▸ Problem statement: Please report every line of the listing below that has the word "true" in it.
╭─ Task input
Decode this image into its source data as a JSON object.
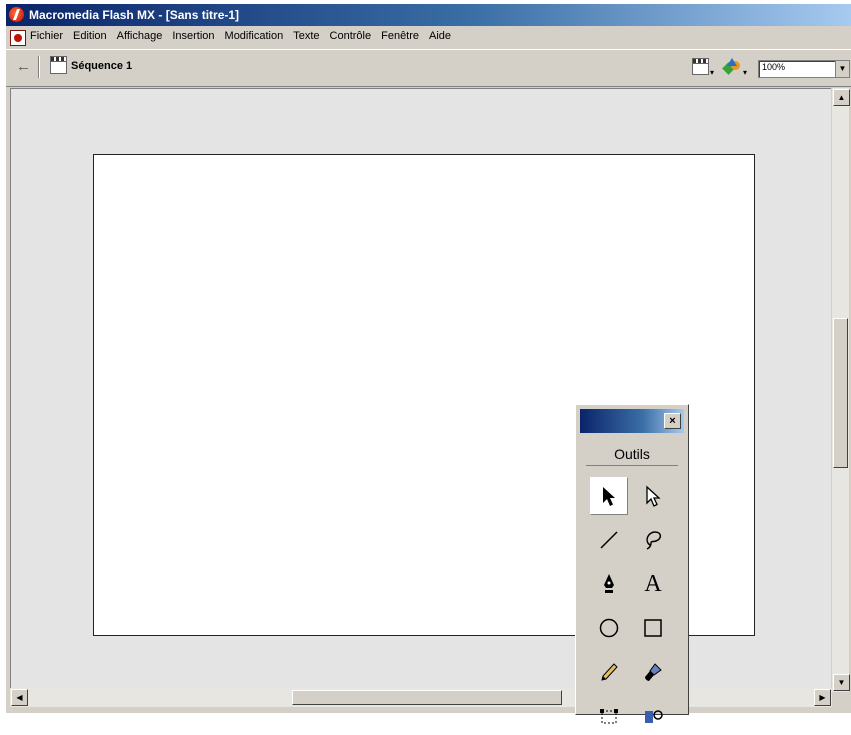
{
  "window": {
    "title": "Macromedia Flash MX - [Sans titre-1]"
  },
  "menu": {
    "items": [
      "Fichier",
      "Edition",
      "Affichage",
      "Insertion",
      "Modification",
      "Texte",
      "Contrôle",
      "Fenêtre",
      "Aide"
    ]
  },
  "editbar": {
    "scene_label": "Séquence 1",
    "zoom_value": "100%"
  },
  "tools_panel": {
    "header": "Outils",
    "selected_tool": "arrow-tool",
    "tools": [
      [
        "arrow-tool-icon",
        "subselect-tool-icon"
      ],
      [
        "line-tool-icon",
        "lasso-tool-icon"
      ],
      [
        "pen-tool-icon",
        "text-tool-icon"
      ],
      [
        "oval-tool-icon",
        "rectangle-tool-icon"
      ],
      [
        "pencil-tool-icon",
        "brush-tool-icon"
      ],
      [
        "free-transform-tool-icon",
        "fill-transform-tool-icon"
      ]
    ],
    "text_tool_glyph": "A"
  },
  "colors": {
    "title_bar": "#0a246a",
    "chrome": "#d4d0c8",
    "workspace": "#e4e4e4",
    "stage": "#ffffff"
  }
}
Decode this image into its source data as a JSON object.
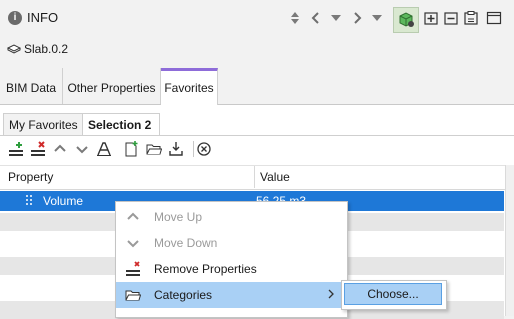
{
  "header": {
    "title": "INFO",
    "info_icon_glyph": "i",
    "buttons": [
      "up-down-icon",
      "chevron-left-icon",
      "triangle-down-icon",
      "chevron-right-icon",
      "triangle-down-icon",
      "settings-cube-icon",
      "add-panel-icon",
      "remove-panel-icon",
      "clipboard-panel-icon",
      "window-icon"
    ]
  },
  "element": {
    "name": "Slab.0.2",
    "icon": "slab-icon"
  },
  "main_tabs": [
    {
      "label": "BIM Data",
      "active": false
    },
    {
      "label": "Other Properties",
      "active": false
    },
    {
      "label": "Favorites",
      "active": true
    }
  ],
  "sub_tabs": [
    {
      "label": "My Favorites",
      "active": false
    },
    {
      "label": "Selection 2",
      "active": true
    }
  ],
  "toolbar": {
    "icons": [
      "add-row-icon",
      "remove-row-icon",
      "move-up-icon",
      "move-down-icon",
      "text-format-icon",
      "new-file-icon",
      "open-folder-icon",
      "import-icon",
      "cancel-icon"
    ]
  },
  "table": {
    "columns": [
      "Property",
      "Value"
    ],
    "rows": [
      {
        "property": "Volume",
        "value": "56.25 m3",
        "selected": true
      }
    ]
  },
  "context_menu": {
    "items": [
      {
        "label": "Move Up",
        "enabled": false,
        "icon": "chevron-up-icon"
      },
      {
        "label": "Move Down",
        "enabled": false,
        "icon": "chevron-down-icon"
      },
      {
        "label": "Remove Properties",
        "enabled": true,
        "icon": "remove-properties-icon"
      },
      {
        "label": "Categories",
        "enabled": true,
        "icon": "folder-icon",
        "has_submenu": true
      }
    ],
    "submenu": {
      "items": [
        {
          "label": "Choose..."
        }
      ]
    }
  },
  "colors": {
    "accent": "#8e6cd9",
    "selection": "#1e78d7",
    "menu_highlight": "#a9d0f5",
    "add_green": "#2e9e3e",
    "remove_red": "#d02a2a"
  }
}
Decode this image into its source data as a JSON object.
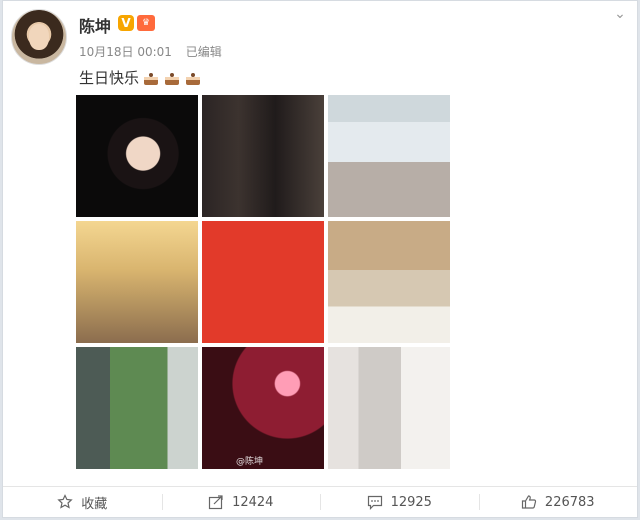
{
  "post": {
    "username": "陈坤",
    "badge_v": "V",
    "timestamp": "10月18日 00:01",
    "edited": "已编辑",
    "text": "生日快乐",
    "emoji": [
      "cake-icon",
      "cake-icon",
      "cake-icon"
    ],
    "watermark": "@陈坤"
  },
  "actions": {
    "favorite_label": "收藏",
    "repost_count": "12424",
    "comment_count": "12925",
    "like_count": "226783"
  }
}
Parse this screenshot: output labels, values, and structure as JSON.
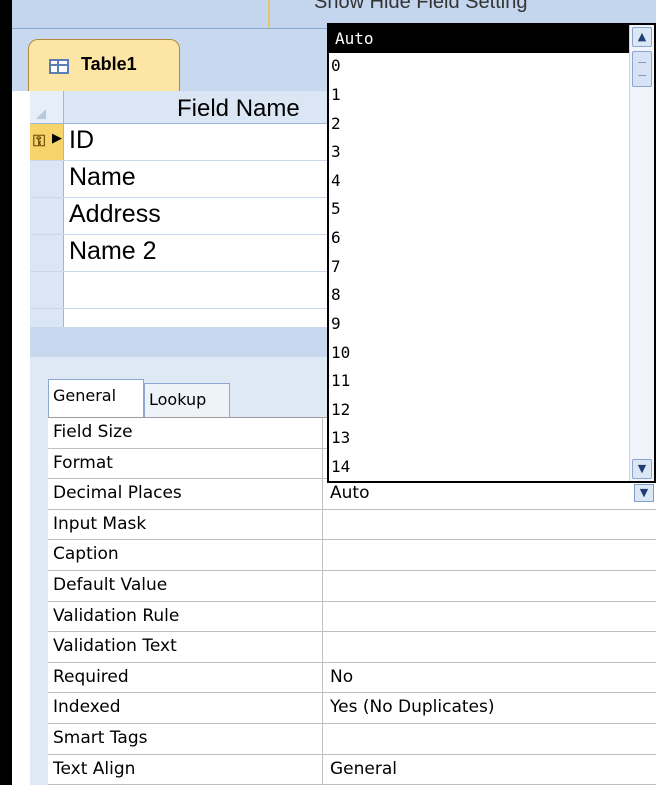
{
  "window": {
    "top_header_text": "Show Hide    Field Setting"
  },
  "document_tab": {
    "label": "Table1",
    "icon": "table-icon"
  },
  "field_grid": {
    "column_header": "Field Name",
    "rows": [
      {
        "name": "ID",
        "primary_key": true
      },
      {
        "name": "Name"
      },
      {
        "name": "Address"
      },
      {
        "name": "Name 2"
      },
      {
        "name": ""
      },
      {
        "name": ""
      }
    ]
  },
  "property_tabs": {
    "general": "General",
    "lookup": "Lookup"
  },
  "properties": [
    {
      "name": "Field Size",
      "value": ""
    },
    {
      "name": "Format",
      "value": ""
    },
    {
      "name": "Decimal Places",
      "value": "Auto",
      "has_dropdown": true
    },
    {
      "name": "Input Mask",
      "value": ""
    },
    {
      "name": "Caption",
      "value": ""
    },
    {
      "name": "Default Value",
      "value": ""
    },
    {
      "name": "Validation Rule",
      "value": ""
    },
    {
      "name": "Validation Text",
      "value": ""
    },
    {
      "name": "Required",
      "value": "No"
    },
    {
      "name": "Indexed",
      "value": "Yes (No Duplicates)"
    },
    {
      "name": "Smart Tags",
      "value": ""
    },
    {
      "name": "Text Align",
      "value": "General"
    }
  ],
  "decimal_dropdown": {
    "selected": "Auto",
    "options": [
      "Auto",
      "0",
      "1",
      "2",
      "3",
      "4",
      "5",
      "6",
      "7",
      "8",
      "9",
      "10",
      "11",
      "12",
      "13",
      "14"
    ]
  },
  "colors": {
    "ribbon_blue": "#c4d6ee",
    "tab_gold": "#fde5a6",
    "selection_black": "#000000"
  }
}
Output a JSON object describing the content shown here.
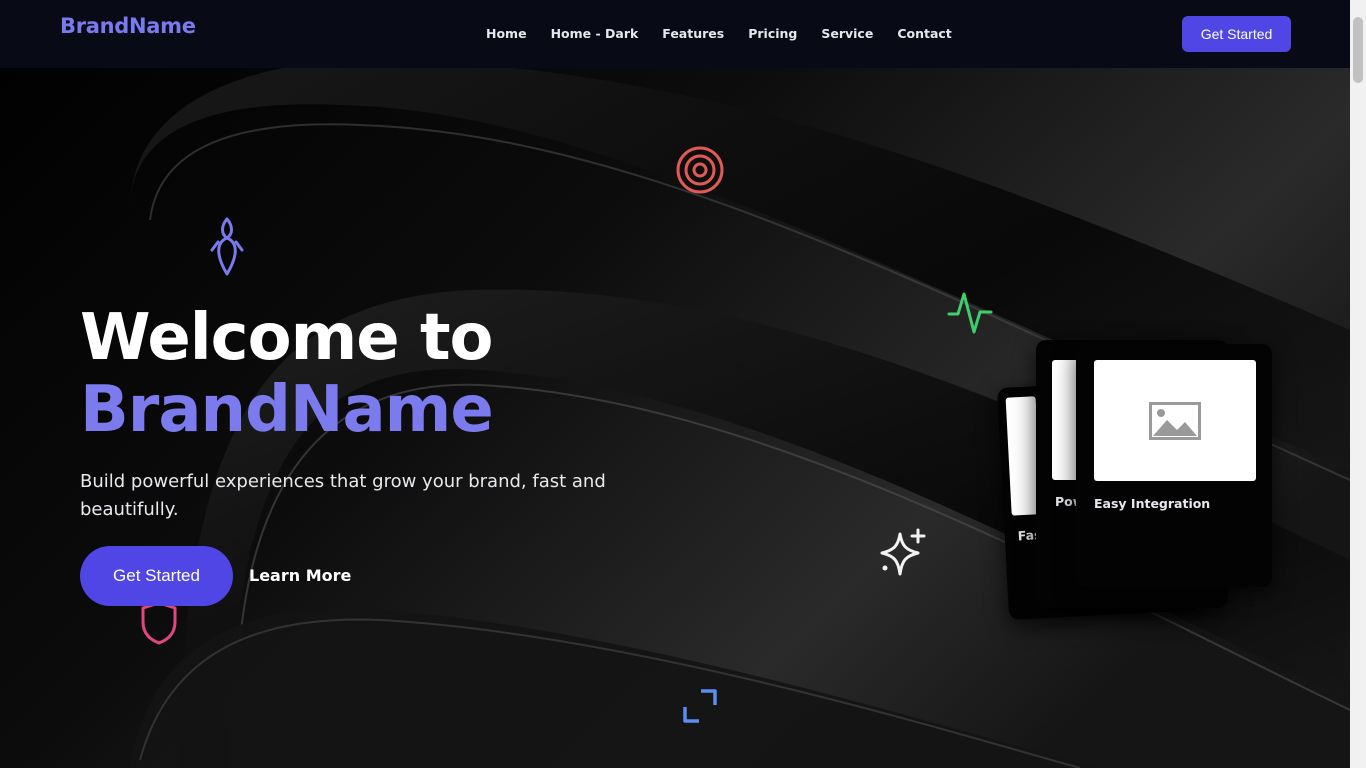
{
  "navbar": {
    "brand": "BrandName",
    "links": [
      "Home",
      "Home - Dark",
      "Features",
      "Pricing",
      "Service",
      "Contact"
    ],
    "cta_label": "Get Started"
  },
  "hero": {
    "title_line1": "Welcome to",
    "title_line2": "BrandName",
    "subtitle": "Build powerful experiences that grow your brand, fast and beautifully.",
    "primary_cta": "Get Started",
    "secondary_cta": "Learn More"
  },
  "cards": [
    {
      "label": "Fast"
    },
    {
      "label": "Pow"
    },
    {
      "label": "Easy Integration"
    }
  ],
  "icons": [
    "rocket-icon",
    "target-icon",
    "pulse-icon",
    "sparkles-icon",
    "shield-icon",
    "expand-icon",
    "image-placeholder-icon"
  ],
  "colors": {
    "brand": "#7b79ee",
    "accent": "#4f46e5",
    "background": "#000000",
    "navbar": "#080b16",
    "target": "#e05a56",
    "pulse": "#3ecf6a",
    "shield": "#e0467f",
    "expand": "#5b8ef0"
  }
}
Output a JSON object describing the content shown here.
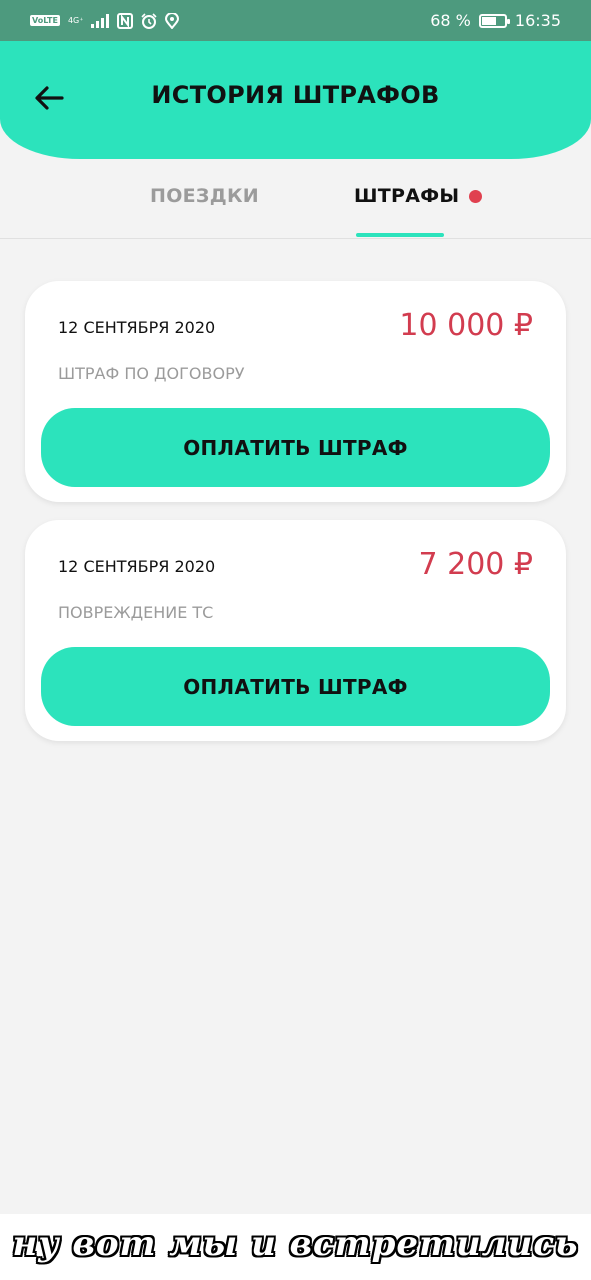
{
  "status_bar": {
    "volte": "VoLTE",
    "network": "4G⁺",
    "battery_percent": "68 %",
    "battery_level": 0.68,
    "time": "16:35",
    "icons": [
      "volte-icon",
      "signal-icon",
      "nfc-icon",
      "alarm-icon",
      "location-icon",
      "battery-icon"
    ]
  },
  "header": {
    "title": "ИСТОРИЯ ШТРАФОВ",
    "back_icon": "arrow-left-icon",
    "color": "#2ce3bc"
  },
  "tabs": [
    {
      "label": "ПОЕЗДКИ",
      "active": false
    },
    {
      "label": "ШТРАФЫ",
      "active": true,
      "has_notification_dot": true
    }
  ],
  "fines": [
    {
      "date": "12 СЕНТЯБРЯ 2020",
      "amount": "10 000 ₽",
      "reason": "ШТРАФ ПО ДОГОВОРУ",
      "button_label": "ОПЛАТИТЬ ШТРАФ"
    },
    {
      "date": "12 СЕНТЯБРЯ 2020",
      "amount": "7 200 ₽",
      "reason": "ПОВРЕЖДЕНИЕ ТС",
      "button_label": "ОПЛАТИТЬ ШТРАФ"
    }
  ],
  "caption": "ну вот мы и встретились",
  "colors": {
    "accent": "#2ce3bc",
    "amount": "#d23c4f",
    "status_bar": "#4d9a7e",
    "background": "#f3f3f3"
  }
}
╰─
▸ Solution below:
      "active": true
      "active": true
        "selected": true
        "enabled": true,
        "enabled": true,
        "has_submenu": true
        "primary_key": true
      "has_dropdown": true
      "active": true,
      "has_notification_dot": true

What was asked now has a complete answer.